The original trilogy
In The Empire Strikes Back, Yoda is at first reluctant to train Luke Skywalker, because “all his life has he looked away – to the future, to the horizon. Never, his mind on where he was! What he was doing!” Later in the film, while meditating, Luke sees a vision of the future: his friends Han and Leia in terrible danger. Yoda instructs him not to act on these images, and warns that “always in motion is the future”, but Luke defies him. The results are disastrous. Luke is unable to help his friends, who ultimately rescue themselves, and instead finds himself in a confrontation with Darth Vader that he isn’t ready for. The friends he goes to save end up having to save him.

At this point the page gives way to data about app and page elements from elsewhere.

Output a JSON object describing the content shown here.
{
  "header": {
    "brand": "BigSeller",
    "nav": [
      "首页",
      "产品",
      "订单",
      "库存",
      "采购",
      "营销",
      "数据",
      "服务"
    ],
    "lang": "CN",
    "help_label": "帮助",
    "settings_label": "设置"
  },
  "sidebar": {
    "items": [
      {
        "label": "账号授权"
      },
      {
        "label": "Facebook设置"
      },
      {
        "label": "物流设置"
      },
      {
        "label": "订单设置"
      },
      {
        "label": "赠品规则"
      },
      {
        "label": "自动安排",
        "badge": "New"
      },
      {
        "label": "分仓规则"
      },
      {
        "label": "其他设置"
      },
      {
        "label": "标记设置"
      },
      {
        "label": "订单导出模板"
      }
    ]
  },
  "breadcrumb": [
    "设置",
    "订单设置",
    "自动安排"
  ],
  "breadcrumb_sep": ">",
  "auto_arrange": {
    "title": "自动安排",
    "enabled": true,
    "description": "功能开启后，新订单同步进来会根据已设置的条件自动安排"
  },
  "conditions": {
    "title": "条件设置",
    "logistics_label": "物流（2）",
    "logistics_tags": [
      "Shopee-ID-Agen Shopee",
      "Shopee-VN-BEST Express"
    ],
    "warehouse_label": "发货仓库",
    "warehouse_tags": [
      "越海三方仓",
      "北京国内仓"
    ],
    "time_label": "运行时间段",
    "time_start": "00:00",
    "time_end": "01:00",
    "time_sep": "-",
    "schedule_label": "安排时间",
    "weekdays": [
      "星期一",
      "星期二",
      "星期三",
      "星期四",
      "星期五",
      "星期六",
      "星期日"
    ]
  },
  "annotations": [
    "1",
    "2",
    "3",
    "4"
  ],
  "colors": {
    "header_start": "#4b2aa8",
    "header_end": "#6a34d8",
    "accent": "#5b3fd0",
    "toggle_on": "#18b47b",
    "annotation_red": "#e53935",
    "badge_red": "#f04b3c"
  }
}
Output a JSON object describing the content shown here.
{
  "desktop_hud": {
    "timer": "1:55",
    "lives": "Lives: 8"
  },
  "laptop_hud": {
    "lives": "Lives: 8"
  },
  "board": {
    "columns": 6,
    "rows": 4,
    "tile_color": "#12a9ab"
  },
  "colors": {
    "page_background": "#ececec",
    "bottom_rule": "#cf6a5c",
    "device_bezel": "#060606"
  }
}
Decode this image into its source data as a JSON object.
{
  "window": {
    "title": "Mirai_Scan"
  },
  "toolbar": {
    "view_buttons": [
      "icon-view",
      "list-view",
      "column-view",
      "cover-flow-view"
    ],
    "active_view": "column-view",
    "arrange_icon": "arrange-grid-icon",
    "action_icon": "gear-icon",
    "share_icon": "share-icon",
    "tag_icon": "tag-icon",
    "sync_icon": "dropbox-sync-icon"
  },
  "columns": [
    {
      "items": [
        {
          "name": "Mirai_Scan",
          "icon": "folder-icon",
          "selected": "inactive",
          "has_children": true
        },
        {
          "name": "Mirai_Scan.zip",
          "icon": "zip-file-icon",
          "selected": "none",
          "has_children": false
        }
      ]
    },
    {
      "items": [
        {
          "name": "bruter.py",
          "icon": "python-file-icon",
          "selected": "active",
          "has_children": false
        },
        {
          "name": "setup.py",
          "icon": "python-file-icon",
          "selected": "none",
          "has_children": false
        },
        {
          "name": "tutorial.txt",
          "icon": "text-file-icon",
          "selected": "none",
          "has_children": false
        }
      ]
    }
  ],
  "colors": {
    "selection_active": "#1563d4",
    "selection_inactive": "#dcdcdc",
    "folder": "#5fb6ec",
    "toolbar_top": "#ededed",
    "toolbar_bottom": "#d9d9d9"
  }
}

In Return of the Jedi, it is Emperor Palpatine who fails due to his preoccupation with the future, this time fatally so. He confidently asserts that “everything is proceeding as I have foreseen”, constructing his plans around his own foresight. He even says, of Luke, “his compassion for you [Vader] will be his undoing,” and that it is Luke’s “destiny” to join the dark side. But Palpatine misses the truth that is right in front of him – the conflict in Vader. Luke sees this clearly, and in the end, it is Vader’s compassion for Luke that proves to be Palpatine’s undoing. Read More